    Shop Actuarial Exams Prep Shop GMAT® Exam Prep

    Daniel Glyn
    Daniel Glyn
    I have finished my FRM1 thanks to AnalystPrep. And now using AnalystPrep for my FRM2 preparation. Professor Forjan is brilliant. He gives such good explanations and analogies. And more than anything makes learning fun. A big thank you to Analystprep and Professor Forjan. 5 stars all the way!
    michael walshe
    michael walshe
    Professor James' videos are excellent for understanding the underlying theories behind financial engineering / financial analysis. The AnalystPrep videos were better than any of the others that I searched through on YouTube for providing a clear explanation of some concepts, such as Portfolio theory, CAPM, and Arbitrage Pricing theory. Watching these cleared up many of the unclarities I had in my head. Highly recommended.
    Nyka Smith
    Nyka Smith
    Every concept is very well explained by Nilay Arun. kudos to you man!
    Badr Moubile
    Badr Moubile
    Very helpfull!
    Agustin Olcese
    Agustin Olcese
    Excellent explantions, very clear!
    Jaak Jay
    Jaak Jay
    Awesome content, kudos to Prof.James Frojan
    sindhushree reddy

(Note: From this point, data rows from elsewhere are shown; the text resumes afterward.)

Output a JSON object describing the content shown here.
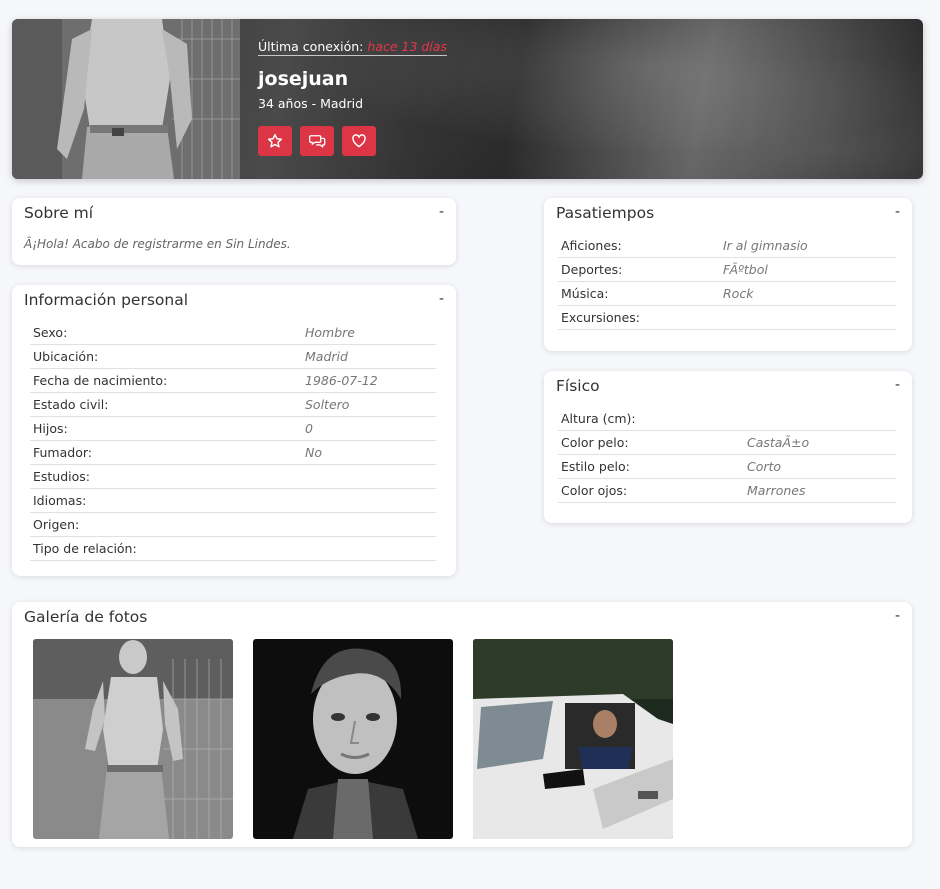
{
  "profile": {
    "last_connection_label": "Última conexión:",
    "last_connection_value": "hace 13 días",
    "username": "josejuan",
    "subline": "34 años - Madrid",
    "actions": [
      "star-icon",
      "chat-icon",
      "heart-icon"
    ]
  },
  "about": {
    "title": "Sobre mí",
    "toggle": "-",
    "text": "Â¡Hola! Acabo de registrarme en Sin Lindes."
  },
  "personal": {
    "title": "Información personal",
    "toggle": "-",
    "rows": [
      {
        "label": "Sexo:",
        "value": "Hombre"
      },
      {
        "label": "Ubicación:",
        "value": "Madrid"
      },
      {
        "label": "Fecha de nacimiento:",
        "value": "1986-07-12"
      },
      {
        "label": "Estado civil:",
        "value": "Soltero"
      },
      {
        "label": "Hijos:",
        "value": "0"
      },
      {
        "label": "Fumador:",
        "value": "No"
      },
      {
        "label": "Estudios:",
        "value": ""
      },
      {
        "label": "Idiomas:",
        "value": ""
      },
      {
        "label": "Origen:",
        "value": ""
      },
      {
        "label": "Tipo de relación:",
        "value": ""
      }
    ]
  },
  "hobbies": {
    "title": "Pasatiempos",
    "toggle": "-",
    "rows": [
      {
        "label": "Aficiones:",
        "value": "Ir al gimnasio"
      },
      {
        "label": "Deportes:",
        "value": "FÃºtbol"
      },
      {
        "label": "Música:",
        "value": "Rock"
      },
      {
        "label": "Excursiones:",
        "value": ""
      }
    ]
  },
  "physical": {
    "title": "Físico",
    "toggle": "-",
    "rows": [
      {
        "label": "Altura (cm):",
        "value": ""
      },
      {
        "label": "Color pelo:",
        "value": "CastaÃ±o"
      },
      {
        "label": "Estilo pelo:",
        "value": "Corto"
      },
      {
        "label": "Color ojos:",
        "value": "Marrones"
      }
    ]
  },
  "gallery": {
    "title": "Galería de fotos",
    "toggle": "-",
    "photos": [
      "gallery-photo-gym",
      "gallery-photo-portrait",
      "gallery-photo-truck"
    ]
  },
  "colors": {
    "accent": "#dc3545",
    "page_bg": "#f6f7fa",
    "label": "#333333",
    "value": "#777777"
  }
}
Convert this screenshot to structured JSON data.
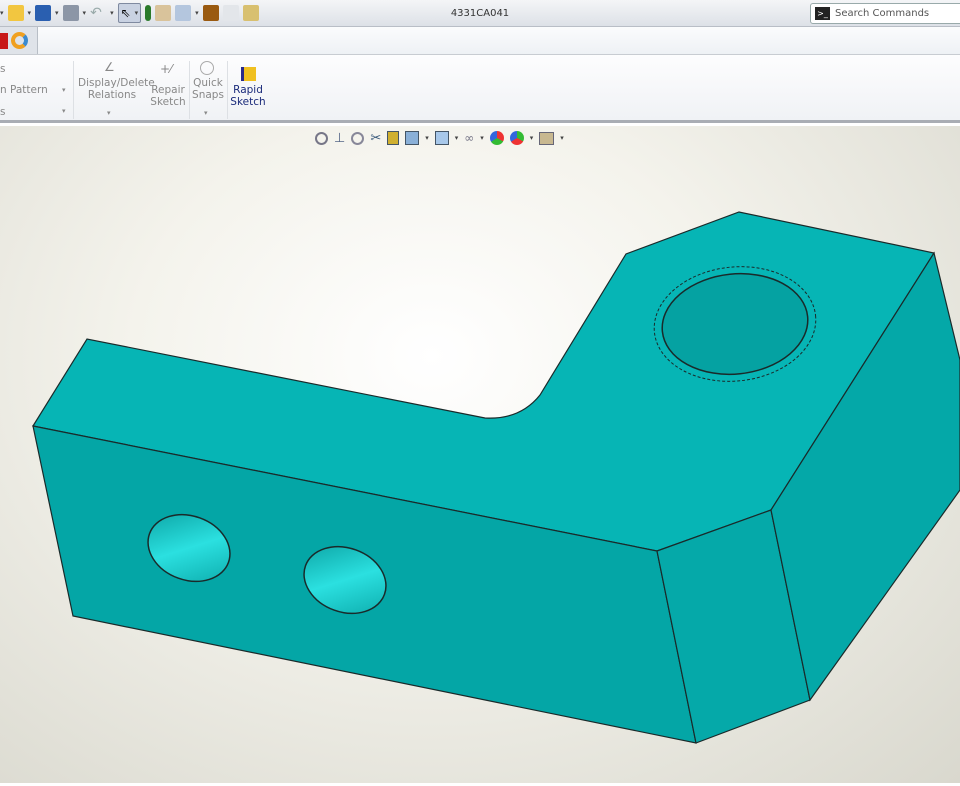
{
  "window": {
    "title": "4331CA041"
  },
  "search": {
    "placeholder": "Search Commands"
  },
  "quick_access": {
    "icons": [
      "new-dropdown",
      "open-icon",
      "save-icon",
      "print-icon",
      "undo-icon",
      "select-icon",
      "rebuild-icon",
      "file-properties-icon",
      "options-icon",
      "bt-icon",
      "copy-icon",
      "paste-icon"
    ]
  },
  "ribbon": {
    "left_items": [
      "s",
      "n Pattern",
      "s"
    ],
    "display_delete_relations": "Display/Delete Relations",
    "repair_sketch": "Repair Sketch",
    "quick_snaps": "Quick Snaps",
    "rapid_sketch": "Rapid Sketch"
  },
  "view_toolbar": {
    "icons": [
      "zoom-to-fit",
      "zoom-to-area",
      "previous-view",
      "section-view",
      "view-orientation",
      "display-style",
      "hide-show-items",
      "edit-appearance",
      "apply-scene",
      "view-settings"
    ]
  },
  "colors": {
    "part": "#05b3b3",
    "part_side": "#03a3a3",
    "part_dark": "#049c9c",
    "edge": "#1a2a2a"
  }
}
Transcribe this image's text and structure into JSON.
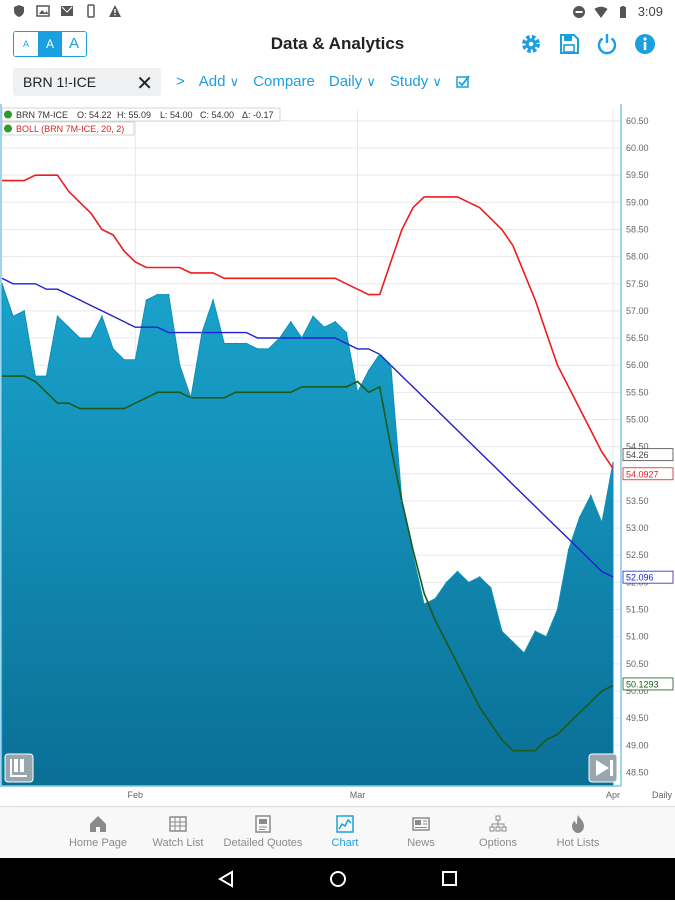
{
  "status_bar": {
    "time": "3:09"
  },
  "app": {
    "title": "Data & Analytics",
    "font_sizes": [
      "A",
      "A",
      "A"
    ],
    "actions": [
      "gear-icon",
      "save-icon",
      "power-icon",
      "info-icon"
    ]
  },
  "toolbar": {
    "symbol_value": "BRN 1!-ICE",
    "next_label": ">",
    "add_label": "Add",
    "compare_label": "Compare",
    "interval_label": "Daily",
    "study_label": "Study"
  },
  "chart": {
    "legend": [
      {
        "label": "BRN 7M-ICE",
        "o": "O: 54.22",
        "h": "H: 55.09",
        "l": "L: 54.00",
        "c": "C: 54.00",
        "chg": "Δ: -0.17",
        "color": "#222222"
      },
      {
        "label": "BOLL (BRN 7M-ICE, 20, 2)",
        "color": "#e02020"
      }
    ],
    "y_ticks": [
      "60.50",
      "60.00",
      "59.50",
      "59.00",
      "58.50",
      "58.00",
      "57.50",
      "57.00",
      "56.50",
      "56.00",
      "55.50",
      "55.00",
      "54.50",
      "54.00",
      "53.50",
      "53.00",
      "52.50",
      "52.00",
      "51.50",
      "51.00",
      "50.50",
      "50.00",
      "49.50",
      "49.00",
      "48.50"
    ],
    "x_ticks": [
      "Feb",
      "Mar",
      "Apr"
    ],
    "interval_tag": "Daily",
    "price_tags": {
      "last": "54.26",
      "upper": "54.0927",
      "middle": "52.096",
      "lower": "50.1293"
    },
    "colors": {
      "area": "#1aa3cc",
      "upper": "#ee1c1c",
      "middle": "#2020d0",
      "lower": "#1a5a1a"
    }
  },
  "chart_data": {
    "type": "area",
    "x": [
      "Jan 16",
      "Jan 17",
      "Jan 18",
      "Jan 19",
      "Jan 20",
      "Jan 23",
      "Jan 24",
      "Jan 25",
      "Jan 26",
      "Jan 27",
      "Jan 30",
      "Jan 31",
      "Feb 1",
      "Feb 2",
      "Feb 3",
      "Feb 6",
      "Feb 7",
      "Feb 8",
      "Feb 9",
      "Feb 10",
      "Feb 13",
      "Feb 14",
      "Feb 15",
      "Feb 16",
      "Feb 17",
      "Feb 20",
      "Feb 21",
      "Feb 22",
      "Feb 23",
      "Feb 24",
      "Feb 27",
      "Feb 28",
      "Mar 1",
      "Mar 2",
      "Mar 3",
      "Mar 6",
      "Mar 7",
      "Mar 8",
      "Mar 9",
      "Mar 10",
      "Mar 13",
      "Mar 14",
      "Mar 15",
      "Mar 16",
      "Mar 17",
      "Mar 20",
      "Mar 21",
      "Mar 22",
      "Mar 23",
      "Mar 24",
      "Mar 27",
      "Mar 28",
      "Mar 29",
      "Mar 30",
      "Mar 31",
      "Apr 3"
    ],
    "series": [
      {
        "name": "BRN 7M-ICE",
        "values": [
          57.5,
          56.9,
          57.0,
          55.8,
          55.8,
          56.9,
          56.7,
          56.5,
          56.5,
          56.9,
          56.3,
          56.1,
          56.1,
          57.2,
          57.3,
          57.3,
          56.0,
          55.4,
          56.6,
          57.2,
          56.4,
          56.4,
          56.4,
          56.3,
          56.3,
          56.5,
          56.8,
          56.5,
          56.9,
          56.7,
          56.8,
          56.6,
          55.5,
          55.9,
          56.2,
          56.0,
          53.5,
          52.5,
          51.6,
          51.7,
          52.0,
          52.2,
          52.0,
          52.1,
          51.9,
          51.1,
          50.9,
          50.7,
          51.1,
          51.0,
          51.5,
          52.6,
          53.2,
          53.6,
          53.1,
          54.2
        ]
      },
      {
        "name": "BOLL upper",
        "values": [
          59.4,
          59.4,
          59.4,
          59.5,
          59.5,
          59.5,
          59.2,
          59.0,
          58.8,
          58.5,
          58.4,
          58.1,
          57.9,
          57.8,
          57.8,
          57.8,
          57.8,
          57.7,
          57.7,
          57.7,
          57.6,
          57.6,
          57.6,
          57.6,
          57.6,
          57.6,
          57.6,
          57.6,
          57.6,
          57.6,
          57.6,
          57.5,
          57.4,
          57.3,
          57.3,
          57.9,
          58.5,
          58.9,
          59.1,
          59.1,
          59.1,
          59.1,
          59.0,
          58.9,
          58.7,
          58.5,
          58.2,
          57.7,
          57.2,
          56.6,
          56.0,
          55.6,
          55.2,
          54.8,
          54.4,
          54.1
        ]
      },
      {
        "name": "BOLL middle",
        "values": [
          57.6,
          57.5,
          57.5,
          57.5,
          57.4,
          57.4,
          57.3,
          57.2,
          57.1,
          57.0,
          56.9,
          56.8,
          56.7,
          56.7,
          56.7,
          56.6,
          56.6,
          56.6,
          56.6,
          56.6,
          56.6,
          56.6,
          56.6,
          56.5,
          56.5,
          56.5,
          56.5,
          56.5,
          56.5,
          56.5,
          56.5,
          56.4,
          56.3,
          56.3,
          56.2,
          56.0,
          55.8,
          55.6,
          55.4,
          55.2,
          55.0,
          54.8,
          54.6,
          54.4,
          54.2,
          54.0,
          53.8,
          53.6,
          53.4,
          53.2,
          53.0,
          52.8,
          52.6,
          52.4,
          52.2,
          52.1
        ]
      },
      {
        "name": "BOLL lower",
        "values": [
          55.8,
          55.8,
          55.8,
          55.7,
          55.5,
          55.3,
          55.3,
          55.2,
          55.2,
          55.2,
          55.2,
          55.2,
          55.3,
          55.4,
          55.5,
          55.5,
          55.5,
          55.4,
          55.4,
          55.4,
          55.4,
          55.5,
          55.5,
          55.5,
          55.5,
          55.5,
          55.5,
          55.6,
          55.6,
          55.6,
          55.6,
          55.6,
          55.7,
          55.5,
          55.6,
          54.5,
          53.5,
          52.6,
          51.8,
          51.3,
          50.9,
          50.5,
          50.1,
          49.7,
          49.4,
          49.1,
          48.9,
          48.9,
          48.9,
          49.1,
          49.2,
          49.4,
          49.6,
          49.8,
          50.0,
          50.1
        ]
      }
    ],
    "ylim": [
      48.25,
      60.7
    ],
    "grid": true,
    "xlabel": "",
    "ylabel": ""
  },
  "bottom_nav": [
    {
      "label": "Home Page",
      "icon": "home-icon"
    },
    {
      "label": "Watch List",
      "icon": "grid-icon"
    },
    {
      "label": "Detailed Quotes",
      "icon": "document-icon"
    },
    {
      "label": "Chart",
      "icon": "chart-icon",
      "active": true
    },
    {
      "label": "News",
      "icon": "news-icon"
    },
    {
      "label": "Options",
      "icon": "tree-icon"
    },
    {
      "label": "Hot Lists",
      "icon": "flame-icon"
    }
  ]
}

    sindhushree reddy
    Crisp and short ppt of Frm chapters and great explanation with examples.